BOOK GIVEAWAY: Read on for a chance to win a free copy of Dark Country. The contest ends midnight on Friday, December 11 AEST.
Bronwyn Parry’s second novel is a much more intricate thriller that balances romance and suspense in a way that should appeal to the broadest possible audience.
Dark Country opens with Morgan ‘Gil’ Gillespie’s return to Dungirri, hinting at his troubled past and discomfort at returning to a place that holds nothing but bad memories. He’d been involved in a fatal car accident that landed him in prison, so he’s not expecting a warm welcome from the town. Along the way, he meets police sergeant Kris Matthews. Gil is wary of cops, but an incident sparked by old grievances puts him under Kris’s care for the next 24 hours.
The next day, a dead woman is found in the boot of Gil’s car, and as violence escalates, Gil realises he’s endangering the people he cares about and that it may be impossible to walk away from the town this time around.
Dark Country’s suspense plot is an intricate mystery that pulls together Gil’s unresolved childhood issues and current tensions within the Dungirri community. I know nothing about small community policing, but Parry’s writing reflects how I imagine the system would work in a town like Dungirri. This isn’t a CSI-esque novel—police investigations are under-resourced for the events that unfold, and everyone just has to work around these types of constraints.
The romance in the story takes more of backseat in Dark Country than is typical in romantic suspense—the story is mercifully free of untimely groping while on the run from murderous villains. At ARRC, Parry mentioned that she wrote her first book, As Darkness Falls, originally with an American market in mind. I’m assuming Dark Country was written to suit the Australian market from the beginning, and I think it shows. This isn’t a criticism, but for me it explains the shift in focus. In her previous book, Parry focused on the heroine’s point of view; Dark Country feels very much like Gil’s story. This works because the suspense revolves around him, but also because Kris has fewer demons than he does. Parry keeps the interactions between Gil and Kris simple, honest and realistic—a good foil for the fast-paced suspense plot.
‘If I wanted to play safe, Gil, I’d never have joined the police force. Or…’ She smiled, an honest, wistful smile that wrapped around his heart and made it hard to breathe, ‘or kissed you. But since I’ve chosen to do both, don’t think for a moment that I’m going to let you go alone when there’s probably a contract out on your life now. Nor…’ A shadow crossed her face. ‘Nor am I going to just stand by and not take whatever action I think is necessary to protect this town. I failed them once. I’m not going to do it again.’

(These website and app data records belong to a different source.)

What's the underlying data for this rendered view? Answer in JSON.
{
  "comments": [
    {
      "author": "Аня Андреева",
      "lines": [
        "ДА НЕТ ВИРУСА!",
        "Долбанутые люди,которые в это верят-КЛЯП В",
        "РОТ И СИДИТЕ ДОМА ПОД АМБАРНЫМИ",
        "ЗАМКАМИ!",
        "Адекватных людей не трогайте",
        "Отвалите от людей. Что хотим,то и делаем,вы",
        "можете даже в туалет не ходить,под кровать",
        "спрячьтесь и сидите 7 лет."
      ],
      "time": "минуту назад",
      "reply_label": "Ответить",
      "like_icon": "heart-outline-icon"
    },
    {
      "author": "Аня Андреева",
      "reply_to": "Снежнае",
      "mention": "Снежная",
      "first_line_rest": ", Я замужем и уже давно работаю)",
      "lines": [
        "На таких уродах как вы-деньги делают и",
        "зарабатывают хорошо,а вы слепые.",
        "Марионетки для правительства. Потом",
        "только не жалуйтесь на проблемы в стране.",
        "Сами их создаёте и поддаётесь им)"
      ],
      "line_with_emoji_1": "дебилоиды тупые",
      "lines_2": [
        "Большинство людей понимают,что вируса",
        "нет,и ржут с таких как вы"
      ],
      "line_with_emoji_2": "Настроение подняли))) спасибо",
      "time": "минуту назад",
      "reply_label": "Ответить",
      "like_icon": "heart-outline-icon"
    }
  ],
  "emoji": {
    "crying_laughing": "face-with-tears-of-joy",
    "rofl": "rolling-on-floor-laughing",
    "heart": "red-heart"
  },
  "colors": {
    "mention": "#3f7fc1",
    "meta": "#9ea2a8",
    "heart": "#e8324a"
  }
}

But while the protective male part of him raged to keep her safe and defended, the part of him that respected her—her courage, skills, strengths, choices—knew that to deny her would be to deny who she was. And the truth was, he wanted her by his side.
In between, Parry layers the story with that of a small town trying to recover its sense of community. Dungirri has become dysfunctional, and In Dark Country we see some of the underlying causes of the problem, as well as attempts to rebuild the spirit of the town. I love, love, love the way Parry renders this outback community. The characters are diverse in a way that feels natural.
The ending of the suspense plot was a bit of disappointment after the subtlety of most of the book. The climax involves much mayhem, much racing around the clock and miraculous survivals. It all felt a little rushed, and Parry could’ve afforded to simplify the plot a little. I found it difficult to get my head around the back stories, alliances and ensuing twists.
Yay or nay?
Dark Country was listed in this year’s Books Alive guide of 50 Books You Can’t Put Down. I can’t argue with its inclusion. The plot is complicated enough to sustain the suspense, and the love story is believable, although hardcore romantic suspense readers might find it a little sparse—more so than in Parry’s first book—and probably reflects its Australian target market. I may not have missed any meals reading this book, but it was definitely a page-turner.
An uncorrected proof of Dark Country was generously provided by Hachette Australia. The Australian edition was published in September 2009. The UK edition will be released in March 2010. There’s no ebook version at the moment, but I noticed that The Book Depository has an ebook listed for release in March 2010.
DARK COUNTRY GIVEAWAY
For a chance to win a SIGNED copy of Dark Country, in 25 words or less tell us who you consider the most romantic Aussie couple and why. It can be a book, film, real-life story, or you can make up your ultimate Aussie romance.
Some rules: You must post your answer as a comment to this post. Multiple entries are fine. By entering, you give us permission to quote your entry in future blog posts and articles. Overseas readers are welcome to join in. The giveaway ends midnight on Friday, December 11 AEDT. Wandergurl, Decadence and I will pick our favourite answer. We’ll announce the winner the following week, and they’ll have a week to send me their delivery address before the prize is forfeit.
Where you can buy this book
AUSTRALIA: Abbeys | Australian Online Bookshop | Booktopia | Borders | Dymocks | Ever After | Fishpond | Nile | QBD | Readings | More
EBOOKS: Not available
WORLDWIDE: Amazon US | Amazon UK | Book Depository
Books in the series (Australia)
Books in the series (UK)